Lex Croucher reveals her personal experiences with occupational burnout, shining a light upon a rarely discussed health hazard.
Known for her outspoken views on animal rights, feminism and sex education, Lex Croucher’s social activism has seen her become one of the loudest progressive voices in the community. Recently, she precipitated a discussion about occupational burnout, a widespread, but not commonly talked about health problem.
She begins the discussion by revealing her personal struggles and experiences with the health condition, and explaining that her stress originated from overwork.
“I was working my full-time job, I was launching a new pin badge business, I was trying to make YouTube happen again, I was starting a band with my friend, I was going to event and hanging out with my friends and my boyfriend, and then I was working on a giant secret project!” Lex admits, “I was going about a year’s worth of stuff in a few months, so I developed the worst anxiety of my life.
Occupational burnout is a major problem in the UK, with 51% of full-time employees saying that they have suffered from the condition, and is thought to be the result of long-term, unrelinquishing job stress.
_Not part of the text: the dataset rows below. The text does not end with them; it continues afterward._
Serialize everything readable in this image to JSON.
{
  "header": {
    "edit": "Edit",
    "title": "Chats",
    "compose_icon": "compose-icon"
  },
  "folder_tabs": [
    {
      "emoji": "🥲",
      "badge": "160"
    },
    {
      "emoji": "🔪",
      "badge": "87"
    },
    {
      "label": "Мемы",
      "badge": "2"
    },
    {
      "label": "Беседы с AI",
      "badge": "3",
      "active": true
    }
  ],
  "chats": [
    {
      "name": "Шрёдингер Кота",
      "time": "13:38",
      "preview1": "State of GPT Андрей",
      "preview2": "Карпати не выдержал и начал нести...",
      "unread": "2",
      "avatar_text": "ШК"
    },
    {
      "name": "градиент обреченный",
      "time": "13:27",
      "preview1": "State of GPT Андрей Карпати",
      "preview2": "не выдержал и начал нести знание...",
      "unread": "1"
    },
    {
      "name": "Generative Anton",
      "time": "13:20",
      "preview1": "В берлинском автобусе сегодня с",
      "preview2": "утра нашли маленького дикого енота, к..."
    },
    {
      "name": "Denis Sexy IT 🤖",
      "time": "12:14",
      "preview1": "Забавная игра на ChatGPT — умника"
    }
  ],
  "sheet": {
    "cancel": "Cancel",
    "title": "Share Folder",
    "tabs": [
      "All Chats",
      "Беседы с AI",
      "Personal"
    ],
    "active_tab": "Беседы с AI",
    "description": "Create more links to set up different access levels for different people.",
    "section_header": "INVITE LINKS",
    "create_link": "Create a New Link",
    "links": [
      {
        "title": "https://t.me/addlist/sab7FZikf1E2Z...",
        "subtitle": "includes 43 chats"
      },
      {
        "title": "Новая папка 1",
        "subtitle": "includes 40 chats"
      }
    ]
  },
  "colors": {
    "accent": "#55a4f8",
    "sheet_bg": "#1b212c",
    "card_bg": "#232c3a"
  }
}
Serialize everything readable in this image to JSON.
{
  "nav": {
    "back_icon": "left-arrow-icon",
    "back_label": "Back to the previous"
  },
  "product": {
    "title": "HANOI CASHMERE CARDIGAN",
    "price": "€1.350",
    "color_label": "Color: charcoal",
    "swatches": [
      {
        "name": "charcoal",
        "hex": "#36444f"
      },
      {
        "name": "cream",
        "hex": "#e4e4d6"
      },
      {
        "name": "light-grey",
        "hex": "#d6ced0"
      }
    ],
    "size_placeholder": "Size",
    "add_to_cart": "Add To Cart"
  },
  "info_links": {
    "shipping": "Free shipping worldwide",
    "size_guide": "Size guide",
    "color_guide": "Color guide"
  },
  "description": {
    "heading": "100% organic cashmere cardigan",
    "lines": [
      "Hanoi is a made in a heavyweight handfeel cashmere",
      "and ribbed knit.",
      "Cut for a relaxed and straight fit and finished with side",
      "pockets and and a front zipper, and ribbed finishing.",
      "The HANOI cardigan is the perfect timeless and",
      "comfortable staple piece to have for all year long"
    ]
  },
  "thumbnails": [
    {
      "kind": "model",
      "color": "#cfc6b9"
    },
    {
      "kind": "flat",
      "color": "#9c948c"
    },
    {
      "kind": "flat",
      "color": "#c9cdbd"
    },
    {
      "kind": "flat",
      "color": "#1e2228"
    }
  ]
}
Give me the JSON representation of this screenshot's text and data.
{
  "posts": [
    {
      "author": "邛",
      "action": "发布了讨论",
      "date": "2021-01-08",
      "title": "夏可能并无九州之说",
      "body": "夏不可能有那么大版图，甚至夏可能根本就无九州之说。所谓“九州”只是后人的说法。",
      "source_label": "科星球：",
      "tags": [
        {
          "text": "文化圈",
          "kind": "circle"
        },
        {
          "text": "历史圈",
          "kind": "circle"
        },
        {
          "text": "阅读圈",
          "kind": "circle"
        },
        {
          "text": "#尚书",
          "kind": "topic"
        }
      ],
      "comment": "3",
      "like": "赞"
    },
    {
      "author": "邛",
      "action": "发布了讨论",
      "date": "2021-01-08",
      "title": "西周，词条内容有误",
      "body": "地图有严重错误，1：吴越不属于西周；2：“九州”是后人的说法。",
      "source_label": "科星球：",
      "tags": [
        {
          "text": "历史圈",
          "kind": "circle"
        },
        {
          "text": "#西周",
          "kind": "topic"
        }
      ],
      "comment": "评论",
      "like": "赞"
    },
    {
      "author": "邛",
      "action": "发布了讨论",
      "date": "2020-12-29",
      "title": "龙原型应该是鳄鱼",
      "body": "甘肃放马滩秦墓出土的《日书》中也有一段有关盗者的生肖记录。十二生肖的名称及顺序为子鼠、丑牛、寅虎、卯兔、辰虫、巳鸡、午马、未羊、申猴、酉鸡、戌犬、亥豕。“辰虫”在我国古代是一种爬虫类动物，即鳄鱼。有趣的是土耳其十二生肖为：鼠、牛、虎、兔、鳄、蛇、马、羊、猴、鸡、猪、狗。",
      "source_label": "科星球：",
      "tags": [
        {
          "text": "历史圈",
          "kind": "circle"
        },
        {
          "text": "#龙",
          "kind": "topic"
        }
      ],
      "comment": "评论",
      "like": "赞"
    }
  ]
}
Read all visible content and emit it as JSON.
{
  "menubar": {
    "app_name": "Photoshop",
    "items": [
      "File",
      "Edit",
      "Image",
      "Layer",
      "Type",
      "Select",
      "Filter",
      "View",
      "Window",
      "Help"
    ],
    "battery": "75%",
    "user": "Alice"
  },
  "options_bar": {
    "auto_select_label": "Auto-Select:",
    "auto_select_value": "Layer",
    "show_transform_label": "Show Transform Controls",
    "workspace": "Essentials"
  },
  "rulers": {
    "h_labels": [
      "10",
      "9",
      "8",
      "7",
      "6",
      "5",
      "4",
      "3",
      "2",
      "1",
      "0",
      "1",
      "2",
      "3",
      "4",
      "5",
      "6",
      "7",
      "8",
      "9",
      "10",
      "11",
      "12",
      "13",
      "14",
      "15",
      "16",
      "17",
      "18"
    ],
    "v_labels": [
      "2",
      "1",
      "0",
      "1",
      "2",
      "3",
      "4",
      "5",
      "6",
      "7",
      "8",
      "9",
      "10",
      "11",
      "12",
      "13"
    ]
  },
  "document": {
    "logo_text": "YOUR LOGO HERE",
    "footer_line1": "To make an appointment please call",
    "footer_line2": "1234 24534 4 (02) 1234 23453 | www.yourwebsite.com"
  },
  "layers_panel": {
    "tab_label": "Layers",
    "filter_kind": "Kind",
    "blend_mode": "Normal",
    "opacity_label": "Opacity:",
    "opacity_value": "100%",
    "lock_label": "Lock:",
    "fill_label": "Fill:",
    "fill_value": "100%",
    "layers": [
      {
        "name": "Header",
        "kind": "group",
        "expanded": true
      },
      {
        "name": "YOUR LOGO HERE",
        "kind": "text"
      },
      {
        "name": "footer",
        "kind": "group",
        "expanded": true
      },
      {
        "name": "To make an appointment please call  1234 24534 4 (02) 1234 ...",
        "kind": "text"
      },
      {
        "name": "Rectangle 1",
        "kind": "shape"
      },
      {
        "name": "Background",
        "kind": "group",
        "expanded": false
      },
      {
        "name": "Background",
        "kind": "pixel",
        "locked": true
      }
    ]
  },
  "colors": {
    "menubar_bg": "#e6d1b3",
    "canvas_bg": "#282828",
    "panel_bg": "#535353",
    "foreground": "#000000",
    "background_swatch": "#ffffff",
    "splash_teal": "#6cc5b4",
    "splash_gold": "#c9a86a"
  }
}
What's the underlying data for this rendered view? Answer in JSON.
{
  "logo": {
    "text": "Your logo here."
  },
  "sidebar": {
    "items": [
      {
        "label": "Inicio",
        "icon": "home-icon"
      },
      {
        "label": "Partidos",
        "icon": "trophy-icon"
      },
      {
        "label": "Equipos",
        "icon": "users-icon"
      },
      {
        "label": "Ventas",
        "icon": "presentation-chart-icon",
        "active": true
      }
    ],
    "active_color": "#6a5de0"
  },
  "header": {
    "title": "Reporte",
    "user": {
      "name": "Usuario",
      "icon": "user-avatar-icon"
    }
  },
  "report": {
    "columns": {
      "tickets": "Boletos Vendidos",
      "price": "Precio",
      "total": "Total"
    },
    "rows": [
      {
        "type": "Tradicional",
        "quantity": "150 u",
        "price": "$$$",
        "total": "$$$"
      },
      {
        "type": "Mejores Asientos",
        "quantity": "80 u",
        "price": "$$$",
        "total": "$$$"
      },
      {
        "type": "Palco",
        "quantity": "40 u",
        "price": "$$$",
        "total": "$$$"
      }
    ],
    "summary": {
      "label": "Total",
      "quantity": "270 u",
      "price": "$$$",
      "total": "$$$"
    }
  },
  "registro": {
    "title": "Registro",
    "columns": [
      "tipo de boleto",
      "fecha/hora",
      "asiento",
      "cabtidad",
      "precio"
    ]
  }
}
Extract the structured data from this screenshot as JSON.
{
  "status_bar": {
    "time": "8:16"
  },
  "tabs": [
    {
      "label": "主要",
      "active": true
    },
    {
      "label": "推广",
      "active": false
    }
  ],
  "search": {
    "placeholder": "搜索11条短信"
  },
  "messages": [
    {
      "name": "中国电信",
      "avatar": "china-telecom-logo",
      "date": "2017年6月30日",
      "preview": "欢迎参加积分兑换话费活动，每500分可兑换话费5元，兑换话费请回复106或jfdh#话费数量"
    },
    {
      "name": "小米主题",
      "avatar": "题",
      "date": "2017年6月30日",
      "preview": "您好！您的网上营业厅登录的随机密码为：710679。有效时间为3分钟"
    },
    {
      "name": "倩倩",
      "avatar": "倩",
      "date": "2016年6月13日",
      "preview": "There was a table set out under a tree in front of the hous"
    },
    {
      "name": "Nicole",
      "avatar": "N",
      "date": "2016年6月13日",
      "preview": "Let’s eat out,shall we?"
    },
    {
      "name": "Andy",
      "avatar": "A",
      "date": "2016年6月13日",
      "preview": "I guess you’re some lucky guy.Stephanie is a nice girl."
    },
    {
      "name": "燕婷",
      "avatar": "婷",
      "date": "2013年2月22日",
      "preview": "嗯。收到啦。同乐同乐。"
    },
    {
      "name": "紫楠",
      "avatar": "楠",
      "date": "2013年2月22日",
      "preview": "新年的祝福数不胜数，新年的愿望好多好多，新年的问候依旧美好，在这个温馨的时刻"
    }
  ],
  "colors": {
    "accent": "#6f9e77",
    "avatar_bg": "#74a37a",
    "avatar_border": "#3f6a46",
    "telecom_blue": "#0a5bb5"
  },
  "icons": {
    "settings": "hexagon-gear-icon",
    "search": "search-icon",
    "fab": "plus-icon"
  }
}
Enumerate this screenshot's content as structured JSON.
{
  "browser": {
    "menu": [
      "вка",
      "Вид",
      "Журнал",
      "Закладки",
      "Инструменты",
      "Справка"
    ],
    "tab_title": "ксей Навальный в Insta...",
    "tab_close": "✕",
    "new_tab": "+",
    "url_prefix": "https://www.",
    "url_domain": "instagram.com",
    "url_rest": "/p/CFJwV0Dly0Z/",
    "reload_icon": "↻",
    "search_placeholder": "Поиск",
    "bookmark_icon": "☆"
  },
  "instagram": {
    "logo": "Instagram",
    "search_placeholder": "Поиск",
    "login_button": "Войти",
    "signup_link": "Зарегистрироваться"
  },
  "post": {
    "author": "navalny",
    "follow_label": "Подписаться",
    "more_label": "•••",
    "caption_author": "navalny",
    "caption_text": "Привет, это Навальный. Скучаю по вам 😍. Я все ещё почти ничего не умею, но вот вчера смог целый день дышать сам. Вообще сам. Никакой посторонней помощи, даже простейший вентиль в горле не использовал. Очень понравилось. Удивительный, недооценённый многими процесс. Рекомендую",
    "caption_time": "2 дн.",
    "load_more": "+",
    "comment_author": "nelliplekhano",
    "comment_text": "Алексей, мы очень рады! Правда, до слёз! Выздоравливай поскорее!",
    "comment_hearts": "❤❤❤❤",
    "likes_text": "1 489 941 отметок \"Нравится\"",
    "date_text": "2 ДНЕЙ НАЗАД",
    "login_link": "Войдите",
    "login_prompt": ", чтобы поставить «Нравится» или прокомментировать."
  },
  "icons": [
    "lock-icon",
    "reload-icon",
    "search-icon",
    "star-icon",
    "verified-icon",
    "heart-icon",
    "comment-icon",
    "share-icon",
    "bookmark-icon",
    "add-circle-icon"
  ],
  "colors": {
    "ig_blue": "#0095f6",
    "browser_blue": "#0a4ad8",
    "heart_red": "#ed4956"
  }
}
Sometimes indistinguishable from depression, the symptoms of burnout include impaired job performance, coronary heart disease, as well as a myriad of mental health problems.
Lex’s experiences with burnout paint a vivid picture the debilitating effects it can have on one’s mental health. “I struggled to make it through a day of work without hiding in the toilets and crying,” she says. “Seeing like three or four bright colours next to each other would have been enough to completely overstimulate and overwhelm me.”
From her experience, she advises to actively listen to people who know and love you when they tell you you’re doing a little too much, because “it’s extremely hard to know your limits if you haven’t reached them yet.”
She expands on this point with a metaphor: “It’s like swimming to an end of a pool with your eyes shut claiming that you’ll know when it’s time to stop because you’ve reached the end, but actually with no frame of reference to have any idea where that point is.”
Admitting that it’s difficult in a fast-paced world where you want to do and achieve a lot and you’re not willing to compromise on your ambitions, she nevertheless concludes with “it is seriously not worth your health and your brain if you cant gauge where the limit is.”
Lex is putting her pin business on hold for the time being, and we applaud her for putting her mental health first, and spreading awareness about occupational burnout.
Find out what Carrie Hope Fletcher had to say on the controversial ‘Punish Yourself Buff’ advertisements, or have a look at Christopher Johnson‘s views on the recent changes to the Youtube Partner Programme.